Summary – best batteries to use:
Ranked in order of 1 being the best (both are very good though!):
1. Rechargeable – Lithium-ion – AAA or 18650 (pictured below) – so far we’ve not experienced any issues with this type of battery in our PeeDars, we’ll update this post if we do! Superior power storage, amazingly constant power output (minimal gradual decline in UV output whilst in use), top power to weight ratio, low (<2% per month) self-discharge rate, rechargeable, and works in a huge range of temperatures. Although initially expensive, not rugged, and best being frequently used and recharged, with recharging occurring before complete energy discharge, we think their performance is worth it.

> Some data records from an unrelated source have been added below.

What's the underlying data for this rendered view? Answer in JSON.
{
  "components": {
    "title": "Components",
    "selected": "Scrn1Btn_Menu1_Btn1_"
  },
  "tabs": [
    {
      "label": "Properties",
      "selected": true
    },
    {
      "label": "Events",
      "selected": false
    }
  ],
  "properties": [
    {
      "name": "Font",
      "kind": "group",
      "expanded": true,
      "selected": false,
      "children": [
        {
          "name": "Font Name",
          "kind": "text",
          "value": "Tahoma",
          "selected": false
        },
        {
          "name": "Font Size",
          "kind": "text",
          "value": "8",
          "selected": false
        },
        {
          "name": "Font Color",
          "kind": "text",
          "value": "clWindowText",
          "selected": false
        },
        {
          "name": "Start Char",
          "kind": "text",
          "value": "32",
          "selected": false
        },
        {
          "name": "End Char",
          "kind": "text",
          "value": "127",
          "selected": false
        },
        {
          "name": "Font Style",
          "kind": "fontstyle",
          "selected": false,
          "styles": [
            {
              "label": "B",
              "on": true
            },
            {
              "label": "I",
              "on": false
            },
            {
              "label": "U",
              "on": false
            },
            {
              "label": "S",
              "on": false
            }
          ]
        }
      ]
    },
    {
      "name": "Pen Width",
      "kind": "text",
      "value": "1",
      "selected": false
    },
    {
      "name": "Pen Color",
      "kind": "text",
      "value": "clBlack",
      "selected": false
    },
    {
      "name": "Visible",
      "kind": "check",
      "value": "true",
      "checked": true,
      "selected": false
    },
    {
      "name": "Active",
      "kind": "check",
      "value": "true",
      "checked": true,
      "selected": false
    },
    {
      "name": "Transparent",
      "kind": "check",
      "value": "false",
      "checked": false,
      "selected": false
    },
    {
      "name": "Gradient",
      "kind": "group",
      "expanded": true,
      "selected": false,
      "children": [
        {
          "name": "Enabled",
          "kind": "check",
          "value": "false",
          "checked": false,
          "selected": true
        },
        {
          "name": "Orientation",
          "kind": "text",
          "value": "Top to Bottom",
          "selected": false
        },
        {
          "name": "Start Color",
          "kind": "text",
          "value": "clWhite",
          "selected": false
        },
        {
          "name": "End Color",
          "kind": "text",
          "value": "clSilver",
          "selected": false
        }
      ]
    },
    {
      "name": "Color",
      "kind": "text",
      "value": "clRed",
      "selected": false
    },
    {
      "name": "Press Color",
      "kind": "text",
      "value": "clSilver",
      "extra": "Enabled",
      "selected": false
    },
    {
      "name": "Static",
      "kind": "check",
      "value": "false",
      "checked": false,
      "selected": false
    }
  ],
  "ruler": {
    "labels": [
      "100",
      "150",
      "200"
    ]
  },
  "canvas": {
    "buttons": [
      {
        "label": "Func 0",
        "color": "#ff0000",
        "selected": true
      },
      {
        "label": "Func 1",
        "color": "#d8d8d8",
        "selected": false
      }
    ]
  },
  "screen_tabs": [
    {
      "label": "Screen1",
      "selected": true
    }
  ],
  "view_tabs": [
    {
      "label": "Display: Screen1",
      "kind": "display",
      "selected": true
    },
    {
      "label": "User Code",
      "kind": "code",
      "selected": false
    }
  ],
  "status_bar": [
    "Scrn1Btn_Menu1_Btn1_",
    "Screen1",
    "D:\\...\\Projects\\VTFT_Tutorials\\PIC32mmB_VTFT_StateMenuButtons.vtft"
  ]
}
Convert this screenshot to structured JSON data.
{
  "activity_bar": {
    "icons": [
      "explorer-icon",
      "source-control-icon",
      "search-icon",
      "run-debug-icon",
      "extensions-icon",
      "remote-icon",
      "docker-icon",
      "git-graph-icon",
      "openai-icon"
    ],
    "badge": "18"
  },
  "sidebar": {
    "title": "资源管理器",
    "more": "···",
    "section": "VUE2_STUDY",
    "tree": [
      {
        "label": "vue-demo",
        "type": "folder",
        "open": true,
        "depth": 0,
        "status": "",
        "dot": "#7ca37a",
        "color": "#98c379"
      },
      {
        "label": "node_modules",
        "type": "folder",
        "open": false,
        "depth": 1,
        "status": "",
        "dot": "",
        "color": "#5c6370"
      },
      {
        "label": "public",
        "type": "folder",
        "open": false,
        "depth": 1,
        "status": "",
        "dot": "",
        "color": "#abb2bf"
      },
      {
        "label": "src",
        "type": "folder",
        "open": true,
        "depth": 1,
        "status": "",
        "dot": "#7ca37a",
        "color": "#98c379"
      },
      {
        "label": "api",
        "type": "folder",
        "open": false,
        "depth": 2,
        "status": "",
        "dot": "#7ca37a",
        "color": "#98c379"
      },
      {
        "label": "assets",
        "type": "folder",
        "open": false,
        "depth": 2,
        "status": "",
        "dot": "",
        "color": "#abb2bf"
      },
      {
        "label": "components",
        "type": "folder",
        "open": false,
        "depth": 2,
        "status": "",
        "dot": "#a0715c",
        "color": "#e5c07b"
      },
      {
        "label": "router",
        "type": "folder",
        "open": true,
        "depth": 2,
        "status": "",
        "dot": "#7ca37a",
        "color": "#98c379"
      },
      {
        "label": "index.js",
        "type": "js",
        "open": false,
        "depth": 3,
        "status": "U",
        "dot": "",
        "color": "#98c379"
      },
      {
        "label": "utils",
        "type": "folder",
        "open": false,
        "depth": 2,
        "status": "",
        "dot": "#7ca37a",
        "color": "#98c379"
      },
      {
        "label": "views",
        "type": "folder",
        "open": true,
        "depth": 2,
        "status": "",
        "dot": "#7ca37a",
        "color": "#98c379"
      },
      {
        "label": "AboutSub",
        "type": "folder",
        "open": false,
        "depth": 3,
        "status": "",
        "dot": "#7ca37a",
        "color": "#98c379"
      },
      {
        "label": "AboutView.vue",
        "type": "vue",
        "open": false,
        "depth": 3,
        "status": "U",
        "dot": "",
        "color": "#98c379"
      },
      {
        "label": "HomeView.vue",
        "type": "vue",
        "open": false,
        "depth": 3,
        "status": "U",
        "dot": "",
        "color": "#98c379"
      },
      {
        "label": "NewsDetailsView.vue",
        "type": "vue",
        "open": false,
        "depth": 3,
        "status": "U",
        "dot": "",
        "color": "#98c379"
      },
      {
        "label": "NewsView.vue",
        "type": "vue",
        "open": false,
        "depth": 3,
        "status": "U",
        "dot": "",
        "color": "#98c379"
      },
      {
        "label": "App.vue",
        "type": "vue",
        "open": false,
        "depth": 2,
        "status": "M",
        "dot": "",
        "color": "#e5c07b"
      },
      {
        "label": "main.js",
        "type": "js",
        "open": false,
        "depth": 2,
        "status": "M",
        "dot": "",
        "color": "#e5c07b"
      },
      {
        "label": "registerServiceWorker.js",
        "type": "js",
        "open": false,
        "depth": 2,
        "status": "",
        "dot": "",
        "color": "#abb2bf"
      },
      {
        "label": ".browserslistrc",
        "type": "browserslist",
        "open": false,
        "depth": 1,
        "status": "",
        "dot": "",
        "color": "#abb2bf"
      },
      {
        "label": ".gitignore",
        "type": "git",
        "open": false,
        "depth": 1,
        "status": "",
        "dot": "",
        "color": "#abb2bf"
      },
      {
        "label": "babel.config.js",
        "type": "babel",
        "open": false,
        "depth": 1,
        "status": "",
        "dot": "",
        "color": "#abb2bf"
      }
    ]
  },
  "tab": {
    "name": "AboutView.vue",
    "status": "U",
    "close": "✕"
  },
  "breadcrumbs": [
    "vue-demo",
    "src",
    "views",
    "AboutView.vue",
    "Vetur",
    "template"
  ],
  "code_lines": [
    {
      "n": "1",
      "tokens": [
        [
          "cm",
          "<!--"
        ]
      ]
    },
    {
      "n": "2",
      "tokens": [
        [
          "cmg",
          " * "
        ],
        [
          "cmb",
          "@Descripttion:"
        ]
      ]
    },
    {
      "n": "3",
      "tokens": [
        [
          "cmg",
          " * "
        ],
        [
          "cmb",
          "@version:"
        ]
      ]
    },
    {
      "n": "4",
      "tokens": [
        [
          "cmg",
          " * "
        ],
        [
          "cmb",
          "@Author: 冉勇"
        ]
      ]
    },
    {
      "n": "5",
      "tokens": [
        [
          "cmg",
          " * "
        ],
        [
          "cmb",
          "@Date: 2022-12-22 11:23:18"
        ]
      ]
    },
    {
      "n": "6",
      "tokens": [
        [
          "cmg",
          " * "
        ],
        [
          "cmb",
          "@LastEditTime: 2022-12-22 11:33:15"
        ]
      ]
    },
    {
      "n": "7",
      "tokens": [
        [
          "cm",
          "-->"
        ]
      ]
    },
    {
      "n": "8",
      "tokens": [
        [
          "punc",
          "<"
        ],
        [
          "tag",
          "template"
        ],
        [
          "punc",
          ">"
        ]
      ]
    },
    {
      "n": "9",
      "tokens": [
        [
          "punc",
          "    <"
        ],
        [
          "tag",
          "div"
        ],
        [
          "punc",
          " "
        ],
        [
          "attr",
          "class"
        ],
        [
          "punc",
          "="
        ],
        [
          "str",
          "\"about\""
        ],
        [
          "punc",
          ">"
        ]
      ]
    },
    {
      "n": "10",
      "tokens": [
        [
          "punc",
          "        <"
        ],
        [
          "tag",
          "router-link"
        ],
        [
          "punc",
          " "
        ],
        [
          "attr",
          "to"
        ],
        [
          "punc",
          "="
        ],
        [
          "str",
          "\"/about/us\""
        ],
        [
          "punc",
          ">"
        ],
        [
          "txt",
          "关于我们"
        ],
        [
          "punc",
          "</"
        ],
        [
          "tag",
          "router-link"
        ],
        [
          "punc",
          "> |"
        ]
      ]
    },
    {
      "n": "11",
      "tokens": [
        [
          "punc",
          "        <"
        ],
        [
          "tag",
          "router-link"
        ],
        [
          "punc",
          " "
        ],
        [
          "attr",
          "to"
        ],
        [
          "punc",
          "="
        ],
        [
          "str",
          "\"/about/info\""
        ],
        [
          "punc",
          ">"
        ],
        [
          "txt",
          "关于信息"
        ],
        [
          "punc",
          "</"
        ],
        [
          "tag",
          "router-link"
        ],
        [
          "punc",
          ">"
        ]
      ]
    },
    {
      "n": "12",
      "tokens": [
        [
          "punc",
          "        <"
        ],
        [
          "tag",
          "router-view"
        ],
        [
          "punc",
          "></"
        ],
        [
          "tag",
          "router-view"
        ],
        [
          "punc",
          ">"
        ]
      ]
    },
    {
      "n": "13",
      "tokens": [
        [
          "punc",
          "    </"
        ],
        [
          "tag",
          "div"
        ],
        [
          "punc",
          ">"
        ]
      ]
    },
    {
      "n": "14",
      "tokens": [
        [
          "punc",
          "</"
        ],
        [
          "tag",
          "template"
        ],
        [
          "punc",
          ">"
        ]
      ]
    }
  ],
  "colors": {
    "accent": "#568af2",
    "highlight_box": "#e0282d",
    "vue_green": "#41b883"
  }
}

2. Single Use – Alkaline – AAA – Although not rechargeable, these are the batteries your PeeDar were designed to use, you can find them in most places, they’re a good price, and they fit into the caddy snugly and work very well. Well known brands create very high quality batteries, with strong power outputs, they have very low maintenance requirements and store well for a long time. Extreme temperatures unfortunately reduce their performance quite a bit, this type of battery also outputs gradually less power as it is used.
For all the other types of batteries we see potential issues. NiMH and Lithium batteries are so powerful they may well fry the low drain PeeDar circuitry, these batteries are more ideal for high drain devices such as cell phones, digital cameras and remote control toys. Although not vital, to best preserve the performance of NiMH batteries you should recharge them as soon as their remaining energy reaches 30-50% of their max capacity. NiMH specific battery rechargers are also a requirement. Pre-charged and standard NiMH batterys also have a higher self-discharge rate of 20%/6 months and 40%/month. Heavy Duty, General Purpose, NiCd rechargeable and Alkaline rechargeables are all very low value options for your money spent, either not having much energy output to start with, losing all their energy fast, and in the case of the rechargeables, having a very low limit on the number of times they can be recharged. These batteries also contain the most toxic substances, especially bad for the environment if not recycled.
As battery technology is constantly improving we’ll be sure to update this article with the latest findings. I hope this information is a big help, and do let us know if you have any questions!